“Kabaddi is a perfect example of how an indigenous sport has grown successfully. This I feel is the beginning of the sports culture that we envisaged for India which is now becoming a reality,” Rijiju said while speaking on KBD Live at Star Sports Studio on Sunday.
“We will definitely push hard for Kabaddi to be part of the next Olympics as we are a billion plus powerful nation and so for this to become possible, we will have to put all our efforts together, but I am very confident about it.”
He did not elaborate on how this will be done but including a new sport in the Olympic roster is a long-drawn and cumbersome process, which also requires intense lobbying.
A sport will have to first get recognition from the International Olympic Committee. Then, its governing body will have to become a recognised International Federation (IF) of the IOC. The sport’s IF will then apply for admittance as an Olympic sport by filing a petition establishing its criteria of eligibility to the IOC.
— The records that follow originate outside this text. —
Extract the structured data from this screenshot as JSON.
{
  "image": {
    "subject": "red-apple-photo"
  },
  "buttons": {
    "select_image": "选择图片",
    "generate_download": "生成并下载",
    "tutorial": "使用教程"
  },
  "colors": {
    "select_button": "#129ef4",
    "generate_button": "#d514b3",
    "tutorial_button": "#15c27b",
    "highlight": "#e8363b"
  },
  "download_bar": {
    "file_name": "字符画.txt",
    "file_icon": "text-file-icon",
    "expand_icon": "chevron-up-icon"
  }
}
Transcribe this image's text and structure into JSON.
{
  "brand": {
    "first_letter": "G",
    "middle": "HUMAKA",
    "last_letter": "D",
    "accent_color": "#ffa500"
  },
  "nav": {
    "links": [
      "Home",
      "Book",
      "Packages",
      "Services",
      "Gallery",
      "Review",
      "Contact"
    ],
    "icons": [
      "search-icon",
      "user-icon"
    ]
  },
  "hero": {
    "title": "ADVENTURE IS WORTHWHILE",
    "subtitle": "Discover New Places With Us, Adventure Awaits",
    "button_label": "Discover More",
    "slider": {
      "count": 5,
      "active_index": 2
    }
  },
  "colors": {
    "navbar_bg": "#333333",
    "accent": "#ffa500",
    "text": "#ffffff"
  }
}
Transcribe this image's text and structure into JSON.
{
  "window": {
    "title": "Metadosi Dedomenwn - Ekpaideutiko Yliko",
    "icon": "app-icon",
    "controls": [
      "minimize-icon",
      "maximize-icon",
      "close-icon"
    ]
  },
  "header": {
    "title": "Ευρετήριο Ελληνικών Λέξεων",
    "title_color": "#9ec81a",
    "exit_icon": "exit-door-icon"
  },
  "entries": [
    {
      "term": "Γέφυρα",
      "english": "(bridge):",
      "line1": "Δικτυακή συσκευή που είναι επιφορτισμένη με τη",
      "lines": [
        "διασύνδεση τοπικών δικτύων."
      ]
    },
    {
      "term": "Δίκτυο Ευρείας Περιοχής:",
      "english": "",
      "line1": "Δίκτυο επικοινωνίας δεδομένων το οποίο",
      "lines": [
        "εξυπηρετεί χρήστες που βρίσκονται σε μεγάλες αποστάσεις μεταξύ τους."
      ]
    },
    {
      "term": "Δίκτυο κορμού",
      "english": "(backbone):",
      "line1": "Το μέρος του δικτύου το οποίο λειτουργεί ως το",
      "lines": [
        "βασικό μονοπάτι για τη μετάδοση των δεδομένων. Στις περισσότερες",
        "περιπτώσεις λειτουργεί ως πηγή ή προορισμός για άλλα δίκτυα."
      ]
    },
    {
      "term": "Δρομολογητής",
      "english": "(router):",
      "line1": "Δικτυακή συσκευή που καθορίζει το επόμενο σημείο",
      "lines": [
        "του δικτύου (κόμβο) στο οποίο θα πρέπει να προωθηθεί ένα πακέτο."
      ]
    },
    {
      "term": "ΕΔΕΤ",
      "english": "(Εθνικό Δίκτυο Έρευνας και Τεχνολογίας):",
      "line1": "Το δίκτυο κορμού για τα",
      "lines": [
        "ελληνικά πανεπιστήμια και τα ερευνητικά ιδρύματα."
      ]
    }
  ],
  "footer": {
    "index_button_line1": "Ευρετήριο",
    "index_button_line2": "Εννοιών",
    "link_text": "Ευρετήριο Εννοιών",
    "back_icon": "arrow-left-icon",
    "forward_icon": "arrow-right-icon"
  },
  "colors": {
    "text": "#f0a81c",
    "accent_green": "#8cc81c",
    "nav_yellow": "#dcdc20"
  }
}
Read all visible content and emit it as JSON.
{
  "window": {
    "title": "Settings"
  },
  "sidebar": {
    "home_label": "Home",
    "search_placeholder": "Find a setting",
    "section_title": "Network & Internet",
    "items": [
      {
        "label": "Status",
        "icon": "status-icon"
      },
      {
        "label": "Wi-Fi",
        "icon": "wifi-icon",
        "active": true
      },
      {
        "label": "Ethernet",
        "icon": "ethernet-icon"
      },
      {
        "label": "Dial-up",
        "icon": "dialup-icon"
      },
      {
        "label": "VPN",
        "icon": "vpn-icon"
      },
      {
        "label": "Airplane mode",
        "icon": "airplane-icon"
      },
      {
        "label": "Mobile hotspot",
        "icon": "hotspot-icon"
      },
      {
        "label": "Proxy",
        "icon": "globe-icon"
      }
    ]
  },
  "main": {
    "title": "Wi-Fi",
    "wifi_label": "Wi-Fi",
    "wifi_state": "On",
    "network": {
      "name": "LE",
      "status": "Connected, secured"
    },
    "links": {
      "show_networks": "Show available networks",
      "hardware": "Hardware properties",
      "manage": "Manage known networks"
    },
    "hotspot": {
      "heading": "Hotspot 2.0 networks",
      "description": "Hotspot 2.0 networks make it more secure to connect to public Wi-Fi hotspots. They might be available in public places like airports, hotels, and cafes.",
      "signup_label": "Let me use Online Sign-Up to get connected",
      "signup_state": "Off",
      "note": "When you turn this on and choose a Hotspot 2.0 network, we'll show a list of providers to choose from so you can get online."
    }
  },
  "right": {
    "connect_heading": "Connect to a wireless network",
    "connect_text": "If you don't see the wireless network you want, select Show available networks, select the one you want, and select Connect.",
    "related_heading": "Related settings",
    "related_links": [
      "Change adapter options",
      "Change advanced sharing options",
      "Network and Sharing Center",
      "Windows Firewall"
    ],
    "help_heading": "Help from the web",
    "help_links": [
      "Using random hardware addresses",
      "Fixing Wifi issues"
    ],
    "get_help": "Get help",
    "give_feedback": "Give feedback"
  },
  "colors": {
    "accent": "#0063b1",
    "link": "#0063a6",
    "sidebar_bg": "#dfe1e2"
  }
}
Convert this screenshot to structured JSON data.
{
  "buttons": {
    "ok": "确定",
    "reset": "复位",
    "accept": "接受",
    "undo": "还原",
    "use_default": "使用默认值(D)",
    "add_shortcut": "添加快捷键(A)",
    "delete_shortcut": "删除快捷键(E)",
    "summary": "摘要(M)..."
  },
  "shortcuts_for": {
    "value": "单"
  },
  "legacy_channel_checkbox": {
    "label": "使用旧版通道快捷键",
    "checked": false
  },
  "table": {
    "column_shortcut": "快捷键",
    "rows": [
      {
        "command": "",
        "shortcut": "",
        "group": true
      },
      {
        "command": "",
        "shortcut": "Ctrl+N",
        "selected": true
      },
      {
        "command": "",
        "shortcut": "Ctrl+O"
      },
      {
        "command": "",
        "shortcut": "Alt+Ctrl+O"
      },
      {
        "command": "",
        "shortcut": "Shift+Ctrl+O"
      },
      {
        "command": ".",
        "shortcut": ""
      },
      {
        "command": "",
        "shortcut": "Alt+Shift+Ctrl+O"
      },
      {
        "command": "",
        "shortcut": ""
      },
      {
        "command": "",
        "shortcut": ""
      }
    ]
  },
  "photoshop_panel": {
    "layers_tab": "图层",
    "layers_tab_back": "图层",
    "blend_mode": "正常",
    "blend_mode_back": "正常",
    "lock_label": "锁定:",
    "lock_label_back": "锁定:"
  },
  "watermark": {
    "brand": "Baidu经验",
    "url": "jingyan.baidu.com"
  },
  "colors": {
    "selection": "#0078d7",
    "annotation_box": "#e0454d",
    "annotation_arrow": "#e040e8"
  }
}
Moreover, after a vote of the IOC Session on June 25 in Lausanne, the IOC has said that no further sports can be put forward for inclusion on the programme of the 2024 Olympic Games.
As Olympic host country, Paris 2024 submitted its proposal to include breaking, sport climbing, skateboarding and surfing on the Olympic programme to the IOC. After an evaluation by the Olympic Programme Commission, the IOC Executive Board will make the final decision on the existing events and proposed new events in December 2020.
India has always been a dominant force in Kabaddi, which is part of the Asian Games.
Seven-time champions Indian men’s team claimed a bronze at the Jakarta Asian Games held in Indonesia last year, while the women’s team settled for a silver after being beaten by Iran in the final.